  • Mo’ Girls-Jamaica and Beyond! Following full programme launches in the aforementioned places, we intend to roll the programme out regionally, starting with a pilot in Jamaica during the Easter school holidays of 2019. Barbados, St. Vincent, St. Lucia and Grenada are also in our sights (the vision is to roll out in a new island in the English-speaking Caribbean every year after the Jamaica launch until we have functioning camps and yearlong programmes in each of these places).

So, Mo’ Girls is just beginning and there is so much to look forward to in the coming months and years. We hope you’ll stay with us and/or join us in our quest to help more girls become moguls!

Melissa & Michele (The MAMs)

*A parking lot, in this context, is a place/document/file where we house ideas that we hope to develop in the future.

Coming Soon: New, Fresh Posts!

Hi Agitators!

There’s lots of great, exciting things happening at Agitate Media HQ right now so we’re gearing up to reconnect ‘The Movement’ with lots of exciting stuff.
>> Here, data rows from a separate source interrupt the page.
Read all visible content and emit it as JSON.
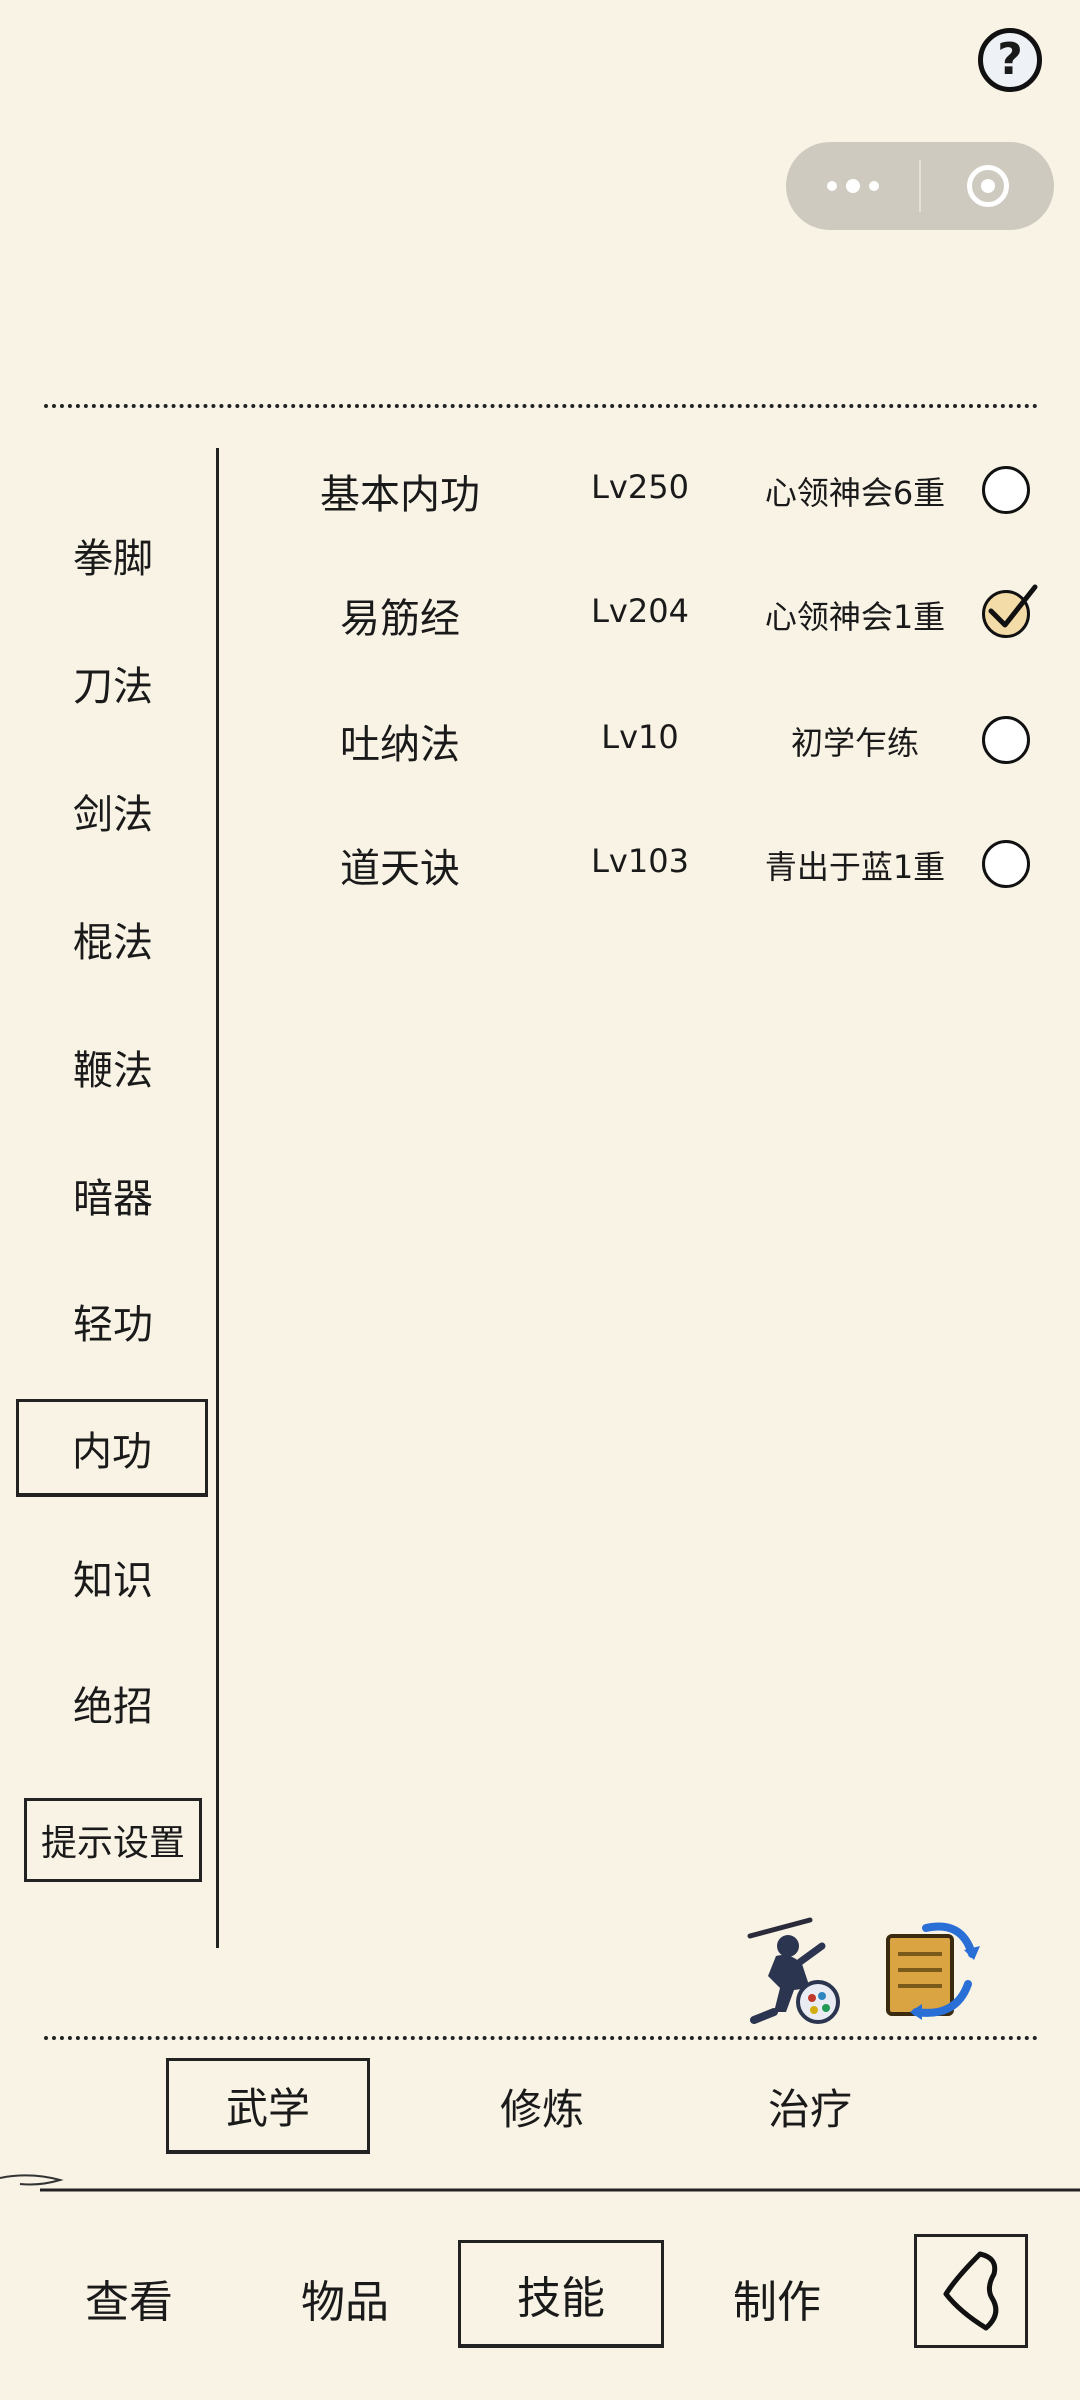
{
  "header": {
    "help_label": "?"
  },
  "sidebar": {
    "items": [
      {
        "label": "拳脚"
      },
      {
        "label": "刀法"
      },
      {
        "label": "剑法"
      },
      {
        "label": "棍法"
      },
      {
        "label": "鞭法"
      },
      {
        "label": "暗器"
      },
      {
        "label": "轻功"
      },
      {
        "label": "内功",
        "selected": true
      },
      {
        "label": "知识"
      },
      {
        "label": "绝招"
      }
    ],
    "tip_settings_label": "提示设置"
  },
  "skills": [
    {
      "name": "基本内功",
      "level": "Lv250",
      "state": "心领神会6重",
      "checked": false
    },
    {
      "name": "易筋经",
      "level": "Lv204",
      "state": "心领神会1重",
      "checked": true
    },
    {
      "name": "吐纳法",
      "level": "Lv10",
      "state": "初学乍练",
      "checked": false
    },
    {
      "name": "道天诀",
      "level": "Lv103",
      "state": "青出于蓝1重",
      "checked": false
    }
  ],
  "icons": {
    "left": "ninja-fighter-icon",
    "right": "scroll-swap-icon"
  },
  "sub_tabs": [
    {
      "label": "武学",
      "selected": true
    },
    {
      "label": "修炼"
    },
    {
      "label": "治疗"
    }
  ],
  "bottom_nav": [
    {
      "label": "查看"
    },
    {
      "label": "物品"
    },
    {
      "label": "技能",
      "selected": true
    },
    {
      "label": "制作"
    }
  ],
  "colors": {
    "background": "#f9f3e6",
    "capsule": "#cfcac0",
    "checked_fill": "#f4dca8"
  }
}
This time around we’re doing interviews with the most dynamic people we know ( and some, we’re meeting for the first time). We’re thrilled to be able to introduce you to some of the latest and most innovative projects we’ve been working on.

Michele, ‘Agitator-in-Chief’ @ Agitate Media HQ (a.k.a Founder, Chief Strategist @agitatemedia)